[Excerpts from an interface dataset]

_ _ _ _ _ _ _

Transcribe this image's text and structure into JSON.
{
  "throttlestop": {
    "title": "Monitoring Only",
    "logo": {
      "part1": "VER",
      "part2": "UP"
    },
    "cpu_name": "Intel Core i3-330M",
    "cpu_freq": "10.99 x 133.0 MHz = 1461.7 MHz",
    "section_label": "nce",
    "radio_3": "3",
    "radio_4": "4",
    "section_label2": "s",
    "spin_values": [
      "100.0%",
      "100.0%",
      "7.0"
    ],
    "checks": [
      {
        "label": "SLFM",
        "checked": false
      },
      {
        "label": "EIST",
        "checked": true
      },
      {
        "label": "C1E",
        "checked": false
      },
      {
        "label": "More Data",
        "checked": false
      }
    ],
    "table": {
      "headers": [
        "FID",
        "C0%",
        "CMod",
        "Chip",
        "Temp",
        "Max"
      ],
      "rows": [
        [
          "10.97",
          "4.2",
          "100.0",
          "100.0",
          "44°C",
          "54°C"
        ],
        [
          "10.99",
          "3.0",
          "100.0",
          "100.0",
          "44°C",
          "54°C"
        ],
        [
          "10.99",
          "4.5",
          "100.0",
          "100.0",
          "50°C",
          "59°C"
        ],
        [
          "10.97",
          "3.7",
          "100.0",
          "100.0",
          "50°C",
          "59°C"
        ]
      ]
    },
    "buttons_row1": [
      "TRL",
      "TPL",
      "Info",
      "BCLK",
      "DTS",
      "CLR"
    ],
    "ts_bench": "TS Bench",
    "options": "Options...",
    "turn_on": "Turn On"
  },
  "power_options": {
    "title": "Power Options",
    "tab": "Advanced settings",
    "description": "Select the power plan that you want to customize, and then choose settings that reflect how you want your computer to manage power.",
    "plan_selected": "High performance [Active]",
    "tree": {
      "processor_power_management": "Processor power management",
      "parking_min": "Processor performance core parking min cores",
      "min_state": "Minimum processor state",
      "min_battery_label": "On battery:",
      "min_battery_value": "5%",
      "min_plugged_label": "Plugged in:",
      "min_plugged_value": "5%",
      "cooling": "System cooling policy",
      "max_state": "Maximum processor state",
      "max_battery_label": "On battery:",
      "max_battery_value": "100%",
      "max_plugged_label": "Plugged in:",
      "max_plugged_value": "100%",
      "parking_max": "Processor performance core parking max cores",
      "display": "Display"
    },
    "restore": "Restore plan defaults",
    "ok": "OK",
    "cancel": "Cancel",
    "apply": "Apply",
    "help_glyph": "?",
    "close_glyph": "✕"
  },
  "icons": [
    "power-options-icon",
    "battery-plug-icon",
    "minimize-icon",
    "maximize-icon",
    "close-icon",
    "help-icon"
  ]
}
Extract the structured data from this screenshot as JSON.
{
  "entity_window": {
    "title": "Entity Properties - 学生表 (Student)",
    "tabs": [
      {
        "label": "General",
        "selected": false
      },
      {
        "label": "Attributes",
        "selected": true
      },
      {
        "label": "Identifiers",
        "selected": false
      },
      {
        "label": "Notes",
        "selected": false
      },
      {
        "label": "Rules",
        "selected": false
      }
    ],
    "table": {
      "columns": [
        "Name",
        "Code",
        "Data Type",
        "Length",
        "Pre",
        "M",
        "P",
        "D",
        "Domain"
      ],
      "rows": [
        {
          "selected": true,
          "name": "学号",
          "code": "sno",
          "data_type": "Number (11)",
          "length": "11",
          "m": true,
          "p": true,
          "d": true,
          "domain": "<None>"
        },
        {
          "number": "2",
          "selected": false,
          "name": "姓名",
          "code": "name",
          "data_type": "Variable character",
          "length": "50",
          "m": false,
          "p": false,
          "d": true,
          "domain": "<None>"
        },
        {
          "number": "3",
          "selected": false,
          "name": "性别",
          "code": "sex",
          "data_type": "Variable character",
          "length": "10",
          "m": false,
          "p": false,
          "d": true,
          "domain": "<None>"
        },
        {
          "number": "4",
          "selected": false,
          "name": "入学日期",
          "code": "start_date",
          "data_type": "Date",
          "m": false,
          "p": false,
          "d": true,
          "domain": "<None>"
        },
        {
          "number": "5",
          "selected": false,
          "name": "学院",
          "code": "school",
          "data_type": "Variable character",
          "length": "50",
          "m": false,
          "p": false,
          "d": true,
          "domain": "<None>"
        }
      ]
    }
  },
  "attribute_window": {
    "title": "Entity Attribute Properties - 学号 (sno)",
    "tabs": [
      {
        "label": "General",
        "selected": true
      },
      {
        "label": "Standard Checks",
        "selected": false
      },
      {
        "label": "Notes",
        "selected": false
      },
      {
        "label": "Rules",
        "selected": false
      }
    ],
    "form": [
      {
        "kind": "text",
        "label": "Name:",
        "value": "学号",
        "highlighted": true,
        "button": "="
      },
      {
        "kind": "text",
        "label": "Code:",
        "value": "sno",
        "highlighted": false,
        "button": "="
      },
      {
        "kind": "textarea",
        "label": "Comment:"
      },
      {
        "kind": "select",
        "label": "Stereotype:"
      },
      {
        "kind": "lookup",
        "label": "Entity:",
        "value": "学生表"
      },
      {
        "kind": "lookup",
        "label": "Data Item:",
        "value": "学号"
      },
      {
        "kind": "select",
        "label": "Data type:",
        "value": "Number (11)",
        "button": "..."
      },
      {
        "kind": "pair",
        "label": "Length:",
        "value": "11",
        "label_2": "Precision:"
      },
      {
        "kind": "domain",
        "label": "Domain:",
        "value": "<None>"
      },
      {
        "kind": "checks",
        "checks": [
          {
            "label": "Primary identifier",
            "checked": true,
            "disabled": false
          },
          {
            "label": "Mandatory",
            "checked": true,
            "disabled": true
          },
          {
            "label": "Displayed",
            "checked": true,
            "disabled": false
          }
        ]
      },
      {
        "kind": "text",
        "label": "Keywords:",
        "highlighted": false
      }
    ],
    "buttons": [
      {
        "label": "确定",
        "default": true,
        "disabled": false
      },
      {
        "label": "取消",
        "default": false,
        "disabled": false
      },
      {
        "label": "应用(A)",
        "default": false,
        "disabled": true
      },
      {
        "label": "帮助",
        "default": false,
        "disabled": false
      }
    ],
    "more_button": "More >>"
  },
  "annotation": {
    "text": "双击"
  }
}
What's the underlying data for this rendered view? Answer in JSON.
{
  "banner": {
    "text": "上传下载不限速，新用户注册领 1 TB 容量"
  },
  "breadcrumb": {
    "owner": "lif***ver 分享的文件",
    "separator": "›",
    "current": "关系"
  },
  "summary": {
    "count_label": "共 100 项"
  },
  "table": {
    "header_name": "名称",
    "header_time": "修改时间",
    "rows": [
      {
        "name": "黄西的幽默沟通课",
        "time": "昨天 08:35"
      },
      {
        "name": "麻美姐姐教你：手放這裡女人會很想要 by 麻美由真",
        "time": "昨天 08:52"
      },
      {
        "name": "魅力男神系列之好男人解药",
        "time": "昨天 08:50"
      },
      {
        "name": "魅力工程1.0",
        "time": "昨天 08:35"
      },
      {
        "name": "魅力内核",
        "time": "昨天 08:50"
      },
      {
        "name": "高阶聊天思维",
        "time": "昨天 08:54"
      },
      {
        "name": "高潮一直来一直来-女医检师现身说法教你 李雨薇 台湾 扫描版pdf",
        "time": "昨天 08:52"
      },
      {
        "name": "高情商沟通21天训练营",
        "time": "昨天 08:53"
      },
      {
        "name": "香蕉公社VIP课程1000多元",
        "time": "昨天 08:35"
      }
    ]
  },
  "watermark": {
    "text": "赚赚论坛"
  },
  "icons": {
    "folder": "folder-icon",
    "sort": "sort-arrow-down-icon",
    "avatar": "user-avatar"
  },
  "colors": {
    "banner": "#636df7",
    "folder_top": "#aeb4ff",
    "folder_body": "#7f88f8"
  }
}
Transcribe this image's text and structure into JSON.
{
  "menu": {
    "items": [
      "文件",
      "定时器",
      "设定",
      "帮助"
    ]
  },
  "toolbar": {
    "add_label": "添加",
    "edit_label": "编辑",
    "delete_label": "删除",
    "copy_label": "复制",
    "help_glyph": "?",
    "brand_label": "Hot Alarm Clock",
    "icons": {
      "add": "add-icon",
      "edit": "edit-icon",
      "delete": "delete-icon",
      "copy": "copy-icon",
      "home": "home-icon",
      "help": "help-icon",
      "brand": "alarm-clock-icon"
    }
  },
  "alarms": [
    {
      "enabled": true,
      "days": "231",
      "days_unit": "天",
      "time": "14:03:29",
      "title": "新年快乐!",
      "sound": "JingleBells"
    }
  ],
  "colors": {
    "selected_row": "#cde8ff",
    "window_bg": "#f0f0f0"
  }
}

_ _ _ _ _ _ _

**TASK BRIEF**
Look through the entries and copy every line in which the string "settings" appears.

**WRITTEN ANSWER**
    "tab": "Advanced settings",
    "description": "Select the power plan that you want to customize, and then choose settings that reflect how you want your computer to manage power.",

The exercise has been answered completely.